Interest in renewable energy is expanding too in Africa. Prices are dropping as competition has grown – with the result that solar power is 80% cheaper today than it was a few years ago. The need for a move in this direction is clear. “It is not acceptable this day and age that in Africa you have over 600 million people without access to energy,” said Erastus Mwencha, deputy chair of the African Union Commission recently told a debate hosted by the World Economic Forum. “That means for Africa: for every three people, two don’t own devices. In the case of Nigeria, it is producing petroleum but importing consumption.”

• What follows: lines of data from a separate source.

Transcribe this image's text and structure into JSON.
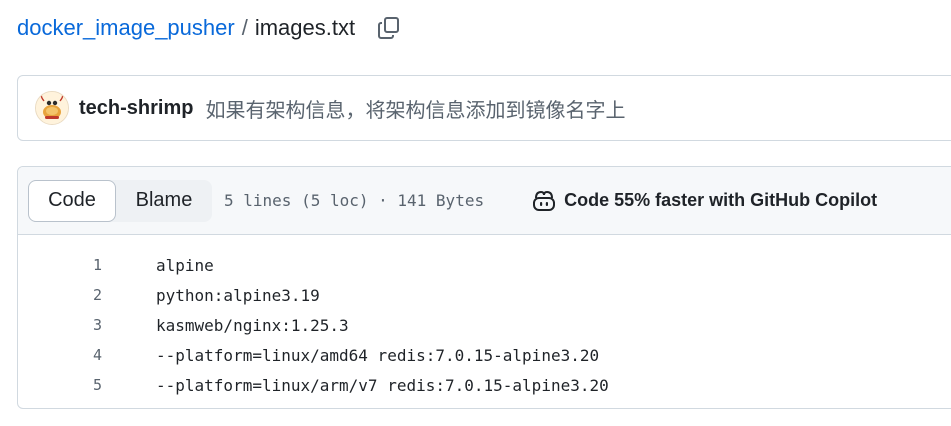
{
  "breadcrumb": {
    "repo": "docker_image_pusher",
    "separator": "/",
    "file": "images.txt"
  },
  "commit": {
    "author": "tech-shrimp",
    "message": "如果有架构信息，将架构信息添加到镜像名字上"
  },
  "file_header": {
    "tabs": [
      {
        "label": "Code",
        "selected": true
      },
      {
        "label": "Blame",
        "selected": false
      }
    ],
    "meta": "5 lines (5 loc) · 141 Bytes",
    "copilot_text": "Code 55% faster with GitHub Copilot"
  },
  "code": {
    "lines": [
      {
        "number": "1",
        "text": "alpine"
      },
      {
        "number": "2",
        "text": "python:alpine3.19"
      },
      {
        "number": "3",
        "text": "kasmweb/nginx:1.25.3"
      },
      {
        "number": "4",
        "text": "--platform=linux/amd64 redis:7.0.15-alpine3.20"
      },
      {
        "number": "5",
        "text": "--platform=linux/arm/v7 redis:7.0.15-alpine3.20"
      }
    ]
  },
  "icons": {
    "copy": "copy-icon",
    "avatar": "avatar-image",
    "copilot": "copilot-icon"
  },
  "colors": {
    "link": "#0969da",
    "text": "#1f2328",
    "muted": "#59636e",
    "border": "#d1d9e0",
    "header_bg": "#f6f8fa"
  }
}
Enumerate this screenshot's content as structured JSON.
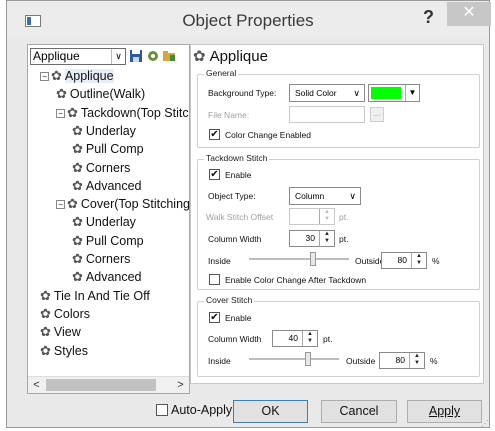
{
  "window": {
    "title": "Object Properties",
    "help_label": "?",
    "close_label": "✕"
  },
  "left": {
    "combo_value": "Applique",
    "tree": [
      {
        "label": "Applique",
        "level": 0,
        "expander": "−",
        "selected": true
      },
      {
        "label": "Outline(Walk)",
        "level": 1
      },
      {
        "label": "Tackdown(Top Stitc",
        "level": 1,
        "expander": "−"
      },
      {
        "label": "Underlay",
        "level": 2
      },
      {
        "label": "Pull Comp",
        "level": 2
      },
      {
        "label": "Corners",
        "level": 2
      },
      {
        "label": "Advanced",
        "level": 2
      },
      {
        "label": "Cover(Top Stitching",
        "level": 1,
        "expander": "−"
      },
      {
        "label": "Underlay",
        "level": 2
      },
      {
        "label": "Pull Comp",
        "level": 2
      },
      {
        "label": "Corners",
        "level": 2
      },
      {
        "label": "Advanced",
        "level": 2
      },
      {
        "label": "Tie In And Tie Off",
        "level": 0
      },
      {
        "label": "Colors",
        "level": 0
      },
      {
        "label": "View",
        "level": 0
      },
      {
        "label": "Styles",
        "level": 0
      }
    ],
    "scroll_left": "<",
    "scroll_right": ">"
  },
  "right": {
    "heading": "Applique",
    "general": {
      "title": "General",
      "bg_type_label": "Background Type:",
      "bg_type_value": "Solid Color",
      "color": "#00ff00",
      "file_name_label": "File Name:",
      "browse_label": "...",
      "color_change_label": "Color Change Enabled",
      "color_change_checked": true
    },
    "tackdown": {
      "title": "Tackdown Stitch",
      "enable_label": "Enable",
      "enable_checked": true,
      "object_type_label": "Object Type:",
      "object_type_value": "Column",
      "walk_offset_label": "Walk Stitch Offset",
      "walk_offset_unit": "pt.",
      "column_width_label": "Column Width",
      "column_width_value": "30",
      "column_width_unit": "pt.",
      "inside_label": "Inside",
      "outside_label": "Outside",
      "outside_value": "80",
      "outside_unit": "%",
      "color_change_after_label": "Enable Color Change After Tackdown",
      "color_change_after_checked": false
    },
    "cover": {
      "title": "Cover Stitch",
      "enable_label": "Enable",
      "enable_checked": true,
      "column_width_label": "Column Width",
      "column_width_value": "40",
      "column_width_unit": "pt.",
      "inside_label": "Inside",
      "outside_label": "Outside",
      "outside_value": "80",
      "outside_unit": "%"
    }
  },
  "footer": {
    "auto_apply_label": "Auto-Apply",
    "auto_apply_checked": false,
    "ok_label": "OK",
    "cancel_label": "Cancel",
    "apply_label": "Apply"
  },
  "icons": [
    "app-icon",
    "save-icon",
    "gear-icon",
    "folder-icon",
    "check-icon"
  ]
}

Thinking small is the future, according to It says energy is transitioning from “large, centralised, monolithic systems that take years to smaller, distributed, networked systems that can be built in weeks or months.” The benefits on both a social and environmental case are clear. Communities which have never been connected to the grid don’t necessarily have to wait for gigantic solar fields or wind plants. Smaller scale projects mean smaller costs and in a rural country that might be the solution. Jaqueline Novogratz, CEO of Acumen – an NGO that works to expand the energy supply in Africa- said, “Think about the fact that it takes most governments about $1000 to connect a rural household to the grid and a number of years to expand it. On the other hand a five to ten mile system is more like $150 and cab be financed over a one to two year period by the household itself. You can completely change the economics of what it will take to reach the world’s poor.”

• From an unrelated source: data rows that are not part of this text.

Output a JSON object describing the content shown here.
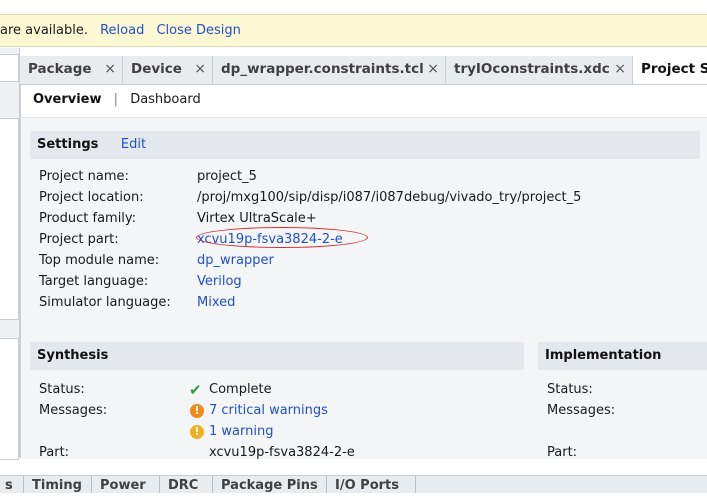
{
  "banner": {
    "text": "are available.",
    "reload_label": "Reload",
    "close_design_label": "Close Design",
    "bg_color": "#fdf8d4"
  },
  "tabs": [
    {
      "label": "Package",
      "close": "×"
    },
    {
      "label": "Device",
      "close": "×"
    },
    {
      "label": "dp_wrapper.constraints.tcl",
      "close": "×"
    },
    {
      "label": "tryIOconstraints.xdc",
      "close": "×"
    },
    {
      "label": "Project Su"
    }
  ],
  "subtabs": {
    "overview": "Overview",
    "dashboard": "Dashboard"
  },
  "settings": {
    "title": "Settings",
    "edit_label": "Edit",
    "rows": [
      {
        "label": "Project name:",
        "value": "project_5"
      },
      {
        "label": "Project location:",
        "value": "/proj/mxg100/sip/disp/i087/i087debug/vivado_try/project_5"
      },
      {
        "label": "Product family:",
        "value": "Virtex UltraScale+"
      },
      {
        "label": "Project part:",
        "value": "xcvu19p-fsva3824-2-e"
      },
      {
        "label": "Top module name:",
        "value": "dp_wrapper"
      },
      {
        "label": "Target language:",
        "value": "Verilog"
      },
      {
        "label": "Simulator language:",
        "value": "Mixed"
      }
    ]
  },
  "synthesis": {
    "title": "Synthesis",
    "status_label": "Status:",
    "status_value": "Complete",
    "messages_label": "Messages:",
    "critical_warnings": "7 critical warnings",
    "warnings": "1 warning",
    "part_label": "Part:",
    "part_value": "xcvu19p-fsva3824-2-e"
  },
  "implementation": {
    "title": "Implementation",
    "status_label": "Status:",
    "messages_label": "Messages:",
    "part_label": "Part:"
  },
  "bottom_tabs": [
    "s",
    "Timing",
    "Power",
    "DRC",
    "Package Pins",
    "I/O Ports"
  ],
  "icons": {
    "check": "✔",
    "warn": "!"
  },
  "colors": {
    "link": "#2050c8",
    "warning": "#f0a020",
    "critical": "#f08a18",
    "check": "#2e9b3a",
    "annotation": "#d42a2a"
  }
}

Much work is being done in tackling the biggest obstacle for renewable energy – transforming it into storable fuels. A team at CalTech led by Nathan Lewis from the Division of Chemistry and Chemical Engineering has an idea to generate energy copying what happens in the photosynthesis process and storing it as we do with fossil fuels. Lewis says achieving this goal would be a game changer for the market – “We want to make an artificial photosynthetic system that in a scalable, sustainable way, with an efficiency ten times greater than the fastest growing crop, makes a fuel that we can directly use in our infrastructure from the sun. If we do that, then history shows that humans are very good at innovating and developing next generations of technology, making it faster, better, cheaper.”

For the first time – a result of shareholder pressure – the oil giant Shell has published a paper looking at what it would take to meet international climate goals. Up until now it had maintained that the increasing demand for energy would hold more sway than calls for agreement to keep global warming at below 2C. Saying a commitment to achieve that would be ‘technically feasible but very challenging’, Chief Executive Ben van Beurden wrote, “We know our longterm success as a company depends on our ability to anticipate the types of energy that people will need in the future in a way that is both commercially competitive and environmentally sound.” It gave away scant details about what that type of energy would be.

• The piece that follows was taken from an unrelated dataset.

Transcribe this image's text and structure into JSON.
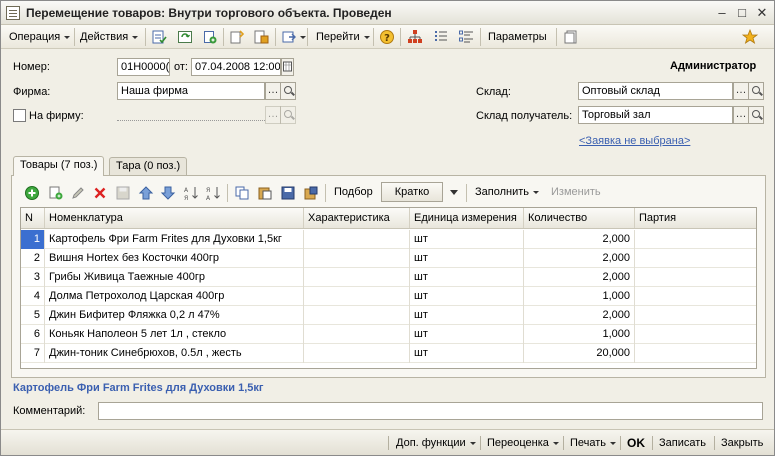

While some might be keen for a race to the end, the warning tale of SunEdison, the Wall Street darling of just 12 months ago, lingers ever present in the renewable sector.  As says, “There is a timeless element to SunEdison’s swift demise: an executive with an Icarus complex chasing a fast growing market embarks on an aggressive strategy fuelled by cheap debt. Soar. Crash. Burn. Repeat.”

But for those people far removed from the grid who wait for news of success and lights at night-time, will a steady approach deliver in time?